*** SUPPLIED INFORMATION ***

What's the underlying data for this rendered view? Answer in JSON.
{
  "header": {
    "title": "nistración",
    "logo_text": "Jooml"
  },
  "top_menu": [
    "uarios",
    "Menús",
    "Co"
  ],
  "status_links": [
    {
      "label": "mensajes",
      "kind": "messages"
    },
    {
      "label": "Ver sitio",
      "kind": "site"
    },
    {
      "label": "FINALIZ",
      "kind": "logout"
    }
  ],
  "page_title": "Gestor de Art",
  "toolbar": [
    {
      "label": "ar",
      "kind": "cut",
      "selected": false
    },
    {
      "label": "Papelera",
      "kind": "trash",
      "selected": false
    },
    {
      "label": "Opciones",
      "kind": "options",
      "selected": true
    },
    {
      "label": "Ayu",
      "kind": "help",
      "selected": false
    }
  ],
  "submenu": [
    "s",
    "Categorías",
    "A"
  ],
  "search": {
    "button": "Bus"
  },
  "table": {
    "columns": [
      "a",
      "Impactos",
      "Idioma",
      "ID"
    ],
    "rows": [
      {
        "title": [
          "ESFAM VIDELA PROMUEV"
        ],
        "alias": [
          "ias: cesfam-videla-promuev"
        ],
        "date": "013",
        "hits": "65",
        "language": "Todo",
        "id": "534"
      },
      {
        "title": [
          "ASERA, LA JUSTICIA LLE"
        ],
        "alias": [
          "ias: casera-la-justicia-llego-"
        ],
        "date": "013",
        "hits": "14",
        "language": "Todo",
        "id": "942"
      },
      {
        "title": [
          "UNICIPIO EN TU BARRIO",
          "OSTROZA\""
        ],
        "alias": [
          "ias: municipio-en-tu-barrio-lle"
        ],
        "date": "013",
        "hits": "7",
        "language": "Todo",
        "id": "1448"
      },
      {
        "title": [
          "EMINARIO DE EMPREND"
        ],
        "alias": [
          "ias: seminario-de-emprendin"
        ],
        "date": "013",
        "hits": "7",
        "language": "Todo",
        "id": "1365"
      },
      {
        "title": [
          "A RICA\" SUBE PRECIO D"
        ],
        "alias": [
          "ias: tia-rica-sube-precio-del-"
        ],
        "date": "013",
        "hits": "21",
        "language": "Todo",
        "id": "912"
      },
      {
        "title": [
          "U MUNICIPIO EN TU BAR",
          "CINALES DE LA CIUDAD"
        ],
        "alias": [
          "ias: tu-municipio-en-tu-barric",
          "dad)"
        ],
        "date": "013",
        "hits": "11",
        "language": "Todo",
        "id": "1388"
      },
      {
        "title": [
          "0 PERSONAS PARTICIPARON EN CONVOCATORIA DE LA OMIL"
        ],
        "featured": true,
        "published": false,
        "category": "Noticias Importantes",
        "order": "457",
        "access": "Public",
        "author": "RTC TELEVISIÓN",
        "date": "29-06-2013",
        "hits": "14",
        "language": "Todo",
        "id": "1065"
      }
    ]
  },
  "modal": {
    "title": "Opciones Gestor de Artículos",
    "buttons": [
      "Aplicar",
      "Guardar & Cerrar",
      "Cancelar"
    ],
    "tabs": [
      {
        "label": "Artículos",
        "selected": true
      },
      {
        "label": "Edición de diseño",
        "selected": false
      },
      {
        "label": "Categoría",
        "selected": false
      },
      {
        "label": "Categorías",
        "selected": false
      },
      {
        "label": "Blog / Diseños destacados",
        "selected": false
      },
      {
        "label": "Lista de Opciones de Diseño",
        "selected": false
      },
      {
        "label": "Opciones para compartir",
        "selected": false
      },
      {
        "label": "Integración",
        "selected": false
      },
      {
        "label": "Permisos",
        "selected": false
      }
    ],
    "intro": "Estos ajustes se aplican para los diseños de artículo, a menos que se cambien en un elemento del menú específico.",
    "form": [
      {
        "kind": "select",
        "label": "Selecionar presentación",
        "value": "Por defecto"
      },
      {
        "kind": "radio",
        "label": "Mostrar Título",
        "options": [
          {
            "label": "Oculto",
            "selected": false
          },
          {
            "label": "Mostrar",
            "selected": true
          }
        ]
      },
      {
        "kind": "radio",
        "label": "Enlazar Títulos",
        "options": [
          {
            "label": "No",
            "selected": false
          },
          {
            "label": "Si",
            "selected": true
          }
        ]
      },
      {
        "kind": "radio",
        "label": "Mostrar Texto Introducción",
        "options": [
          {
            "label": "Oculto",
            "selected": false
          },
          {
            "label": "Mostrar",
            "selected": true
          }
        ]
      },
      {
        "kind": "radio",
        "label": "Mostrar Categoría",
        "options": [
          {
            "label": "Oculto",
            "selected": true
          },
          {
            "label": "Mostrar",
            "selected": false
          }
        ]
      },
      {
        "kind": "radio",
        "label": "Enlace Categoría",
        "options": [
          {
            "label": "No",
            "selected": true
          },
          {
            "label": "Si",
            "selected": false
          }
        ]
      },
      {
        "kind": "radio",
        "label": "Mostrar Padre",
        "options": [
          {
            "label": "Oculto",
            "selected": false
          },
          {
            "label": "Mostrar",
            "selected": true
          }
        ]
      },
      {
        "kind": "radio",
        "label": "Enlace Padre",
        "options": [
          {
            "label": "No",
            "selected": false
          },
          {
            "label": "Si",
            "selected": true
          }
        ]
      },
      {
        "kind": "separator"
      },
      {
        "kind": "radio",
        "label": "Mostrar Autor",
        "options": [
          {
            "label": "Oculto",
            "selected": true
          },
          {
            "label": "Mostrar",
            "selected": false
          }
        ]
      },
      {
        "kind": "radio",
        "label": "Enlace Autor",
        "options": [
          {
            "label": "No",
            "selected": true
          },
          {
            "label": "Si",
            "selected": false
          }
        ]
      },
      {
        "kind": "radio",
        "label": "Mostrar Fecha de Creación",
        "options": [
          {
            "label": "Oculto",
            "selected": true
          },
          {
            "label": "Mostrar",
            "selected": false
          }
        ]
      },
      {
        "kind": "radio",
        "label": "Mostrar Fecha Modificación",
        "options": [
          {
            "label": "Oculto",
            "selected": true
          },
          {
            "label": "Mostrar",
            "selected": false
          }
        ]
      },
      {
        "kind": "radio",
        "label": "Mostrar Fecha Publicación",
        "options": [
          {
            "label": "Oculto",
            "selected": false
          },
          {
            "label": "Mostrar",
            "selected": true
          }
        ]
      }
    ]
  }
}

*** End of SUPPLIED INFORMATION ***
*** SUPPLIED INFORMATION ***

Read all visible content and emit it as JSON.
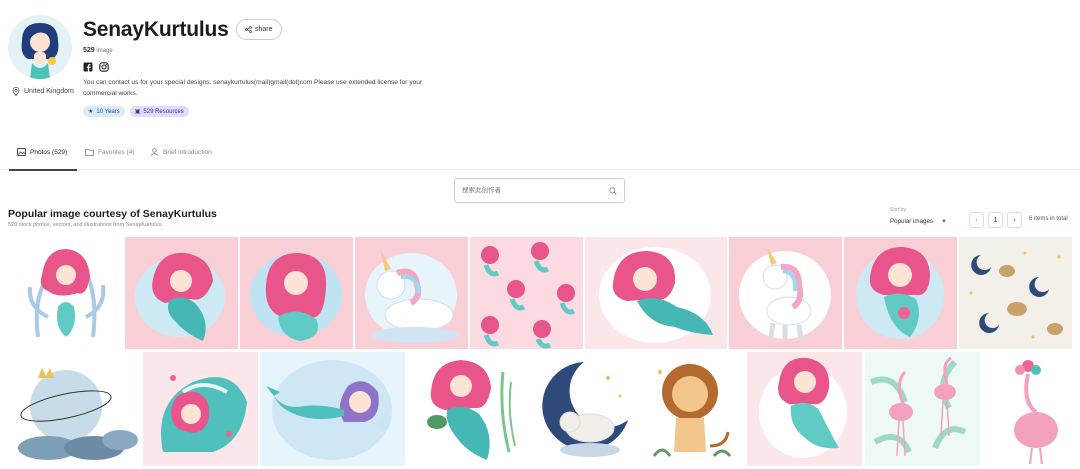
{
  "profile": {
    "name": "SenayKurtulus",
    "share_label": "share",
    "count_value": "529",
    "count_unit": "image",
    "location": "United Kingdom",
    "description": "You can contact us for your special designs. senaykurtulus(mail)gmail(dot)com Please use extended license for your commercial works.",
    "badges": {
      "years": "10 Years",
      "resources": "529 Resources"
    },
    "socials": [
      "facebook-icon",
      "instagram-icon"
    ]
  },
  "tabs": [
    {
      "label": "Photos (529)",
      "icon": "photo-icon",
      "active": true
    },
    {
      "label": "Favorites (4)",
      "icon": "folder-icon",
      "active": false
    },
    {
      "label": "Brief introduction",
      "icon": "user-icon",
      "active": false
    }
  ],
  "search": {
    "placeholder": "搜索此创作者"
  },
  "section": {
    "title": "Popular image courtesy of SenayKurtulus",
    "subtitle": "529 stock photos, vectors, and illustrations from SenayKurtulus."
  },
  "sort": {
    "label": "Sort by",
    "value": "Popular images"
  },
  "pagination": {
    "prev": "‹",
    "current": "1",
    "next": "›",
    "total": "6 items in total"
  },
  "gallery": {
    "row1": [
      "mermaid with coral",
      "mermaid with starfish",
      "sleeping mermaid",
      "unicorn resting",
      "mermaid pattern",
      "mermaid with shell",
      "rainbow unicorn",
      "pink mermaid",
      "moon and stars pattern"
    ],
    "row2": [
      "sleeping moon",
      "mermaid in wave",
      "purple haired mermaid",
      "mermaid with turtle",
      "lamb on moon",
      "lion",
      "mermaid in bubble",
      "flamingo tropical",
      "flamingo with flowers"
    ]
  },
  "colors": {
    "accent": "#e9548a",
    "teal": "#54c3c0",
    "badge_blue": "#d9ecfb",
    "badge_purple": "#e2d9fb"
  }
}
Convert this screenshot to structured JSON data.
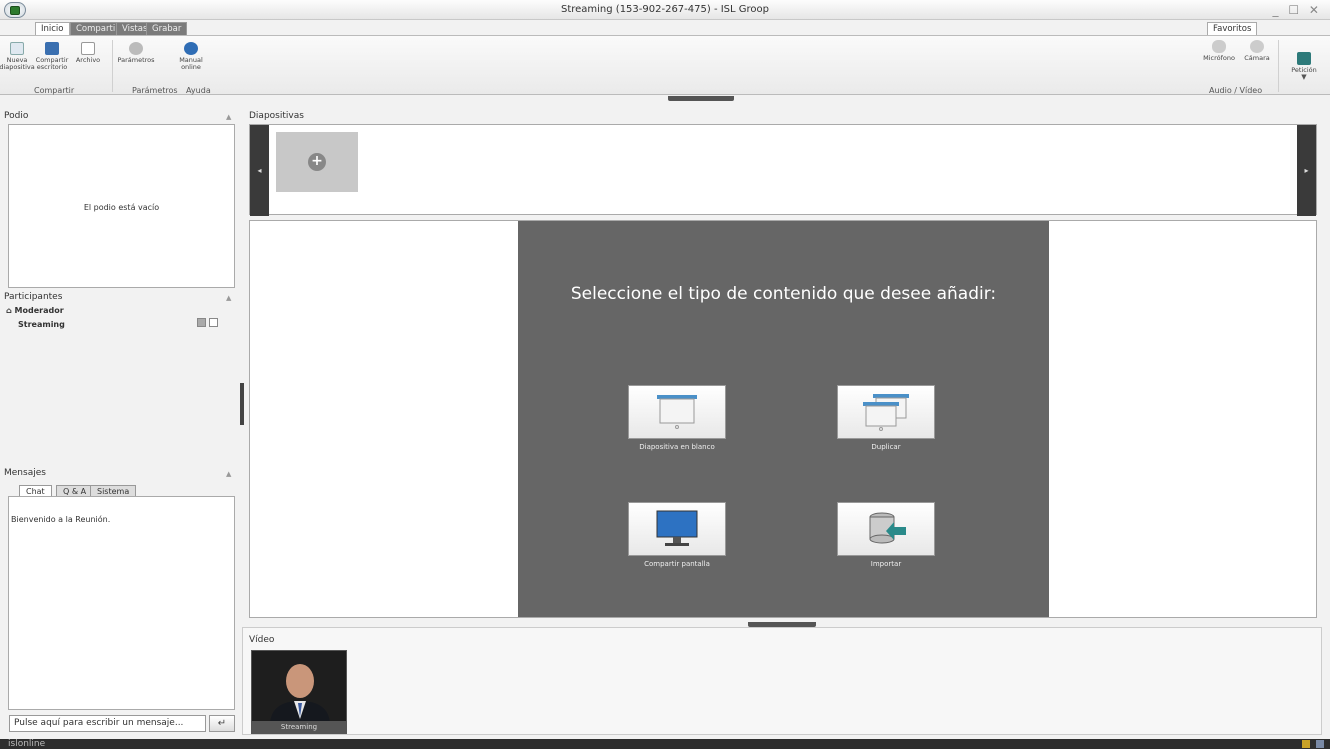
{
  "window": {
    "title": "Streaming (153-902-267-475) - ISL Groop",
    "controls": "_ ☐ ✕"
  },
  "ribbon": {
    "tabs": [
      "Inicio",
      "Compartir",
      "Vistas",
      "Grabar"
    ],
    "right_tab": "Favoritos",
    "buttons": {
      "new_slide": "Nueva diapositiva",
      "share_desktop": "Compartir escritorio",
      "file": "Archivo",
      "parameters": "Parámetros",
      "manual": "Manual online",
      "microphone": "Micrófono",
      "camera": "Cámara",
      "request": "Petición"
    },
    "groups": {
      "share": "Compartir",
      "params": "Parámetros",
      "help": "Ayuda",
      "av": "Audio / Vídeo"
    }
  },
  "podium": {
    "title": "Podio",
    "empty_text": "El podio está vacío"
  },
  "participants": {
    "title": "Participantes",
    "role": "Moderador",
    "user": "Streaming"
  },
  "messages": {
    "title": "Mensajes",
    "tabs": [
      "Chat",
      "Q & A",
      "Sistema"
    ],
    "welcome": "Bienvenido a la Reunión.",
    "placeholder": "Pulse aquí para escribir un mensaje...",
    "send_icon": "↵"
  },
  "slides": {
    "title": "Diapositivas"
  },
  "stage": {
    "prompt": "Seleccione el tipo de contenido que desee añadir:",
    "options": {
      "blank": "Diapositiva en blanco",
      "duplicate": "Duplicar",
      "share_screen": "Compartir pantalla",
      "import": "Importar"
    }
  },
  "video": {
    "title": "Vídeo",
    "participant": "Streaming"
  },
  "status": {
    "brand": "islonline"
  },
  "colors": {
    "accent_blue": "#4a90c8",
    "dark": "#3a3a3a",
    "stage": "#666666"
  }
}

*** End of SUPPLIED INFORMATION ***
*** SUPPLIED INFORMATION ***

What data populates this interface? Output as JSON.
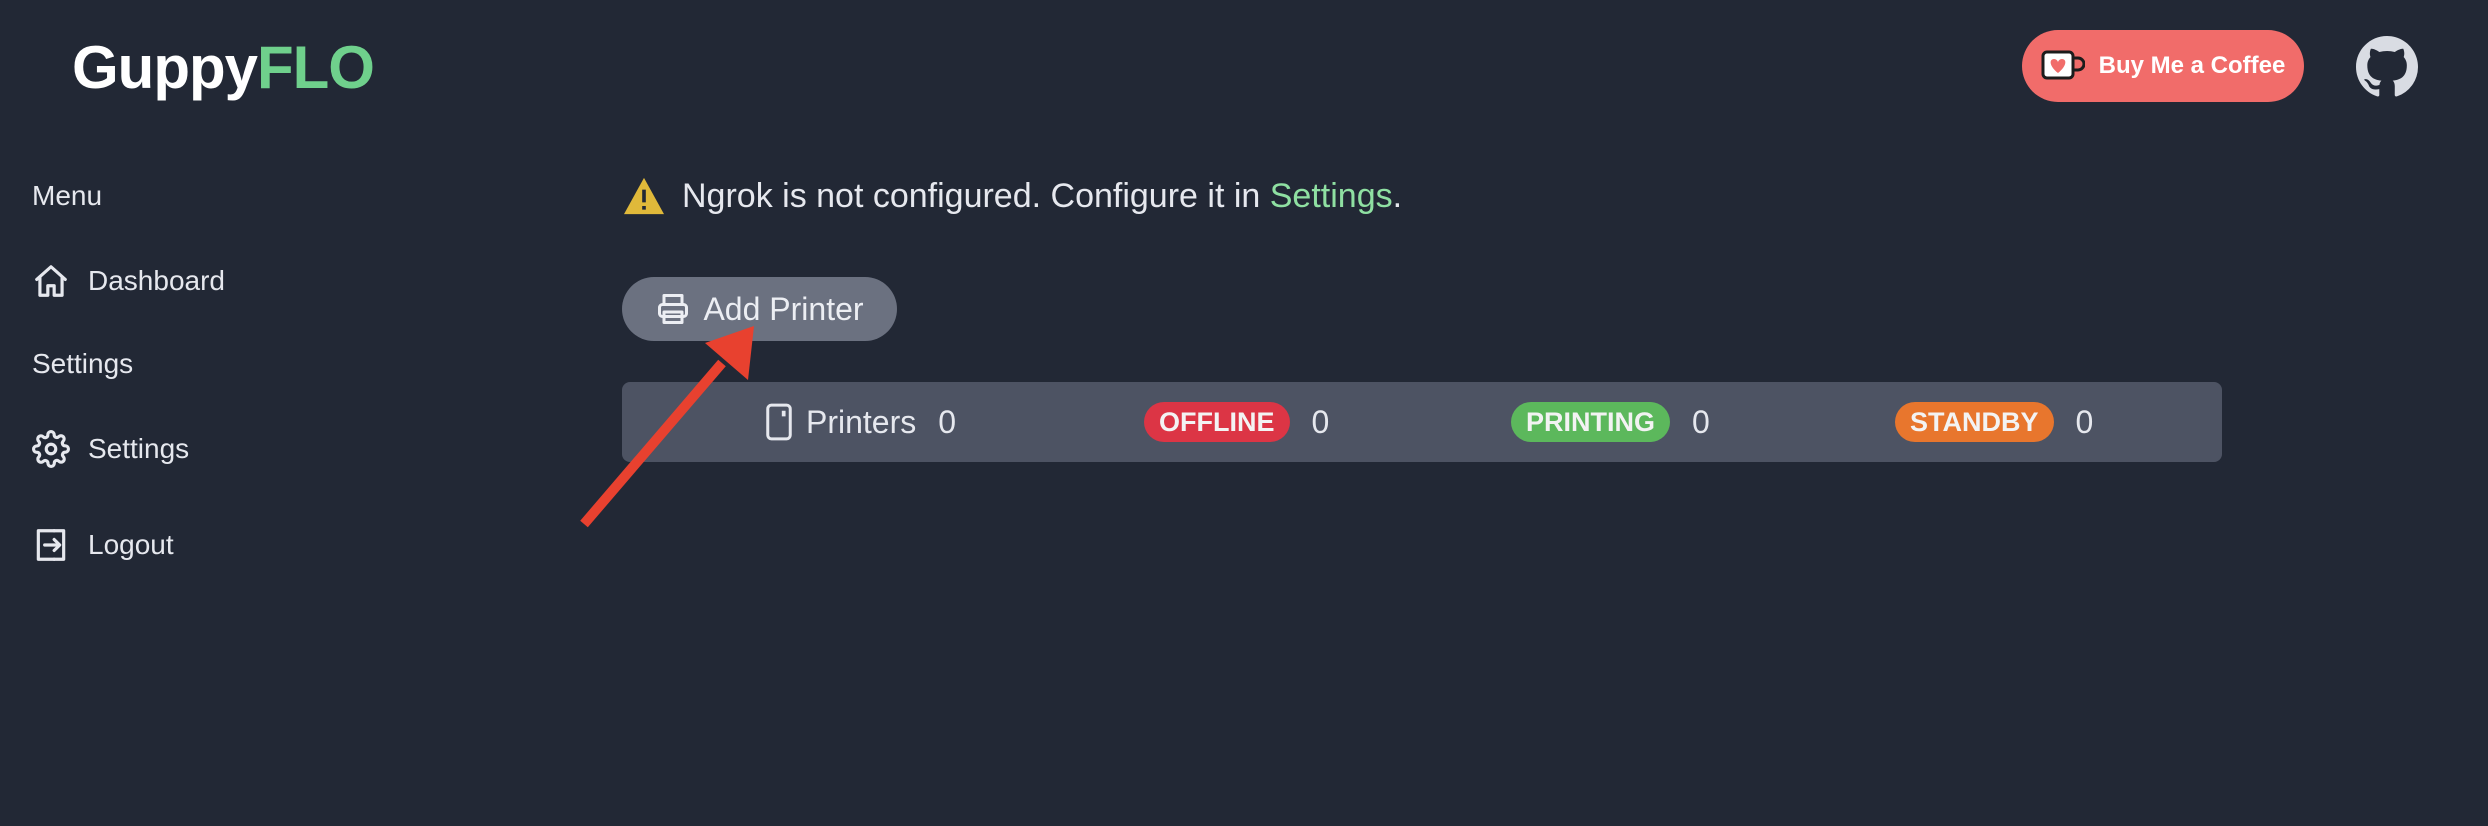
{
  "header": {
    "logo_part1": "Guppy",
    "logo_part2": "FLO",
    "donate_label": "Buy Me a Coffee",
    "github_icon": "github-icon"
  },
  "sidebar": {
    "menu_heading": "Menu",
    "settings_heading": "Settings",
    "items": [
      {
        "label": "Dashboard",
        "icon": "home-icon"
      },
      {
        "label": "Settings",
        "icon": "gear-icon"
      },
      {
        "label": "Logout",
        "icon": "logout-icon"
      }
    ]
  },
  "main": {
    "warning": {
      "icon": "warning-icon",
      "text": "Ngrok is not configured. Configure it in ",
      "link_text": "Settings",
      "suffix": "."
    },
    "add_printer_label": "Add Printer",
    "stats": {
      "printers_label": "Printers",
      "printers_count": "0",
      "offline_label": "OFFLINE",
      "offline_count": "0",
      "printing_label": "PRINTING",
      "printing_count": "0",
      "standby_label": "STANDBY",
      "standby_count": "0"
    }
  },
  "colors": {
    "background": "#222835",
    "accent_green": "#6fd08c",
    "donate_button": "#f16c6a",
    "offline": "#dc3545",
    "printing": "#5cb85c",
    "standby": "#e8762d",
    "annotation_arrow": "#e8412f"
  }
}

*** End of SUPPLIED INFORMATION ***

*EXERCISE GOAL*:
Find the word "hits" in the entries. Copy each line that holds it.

*WRITTEN SOLUTION*:
        "hits": "65",
        "hits": "14",
        "hits": "7",
        "hits": "7",
        "hits": "21",
        "hits": "11",
        "hits": "14",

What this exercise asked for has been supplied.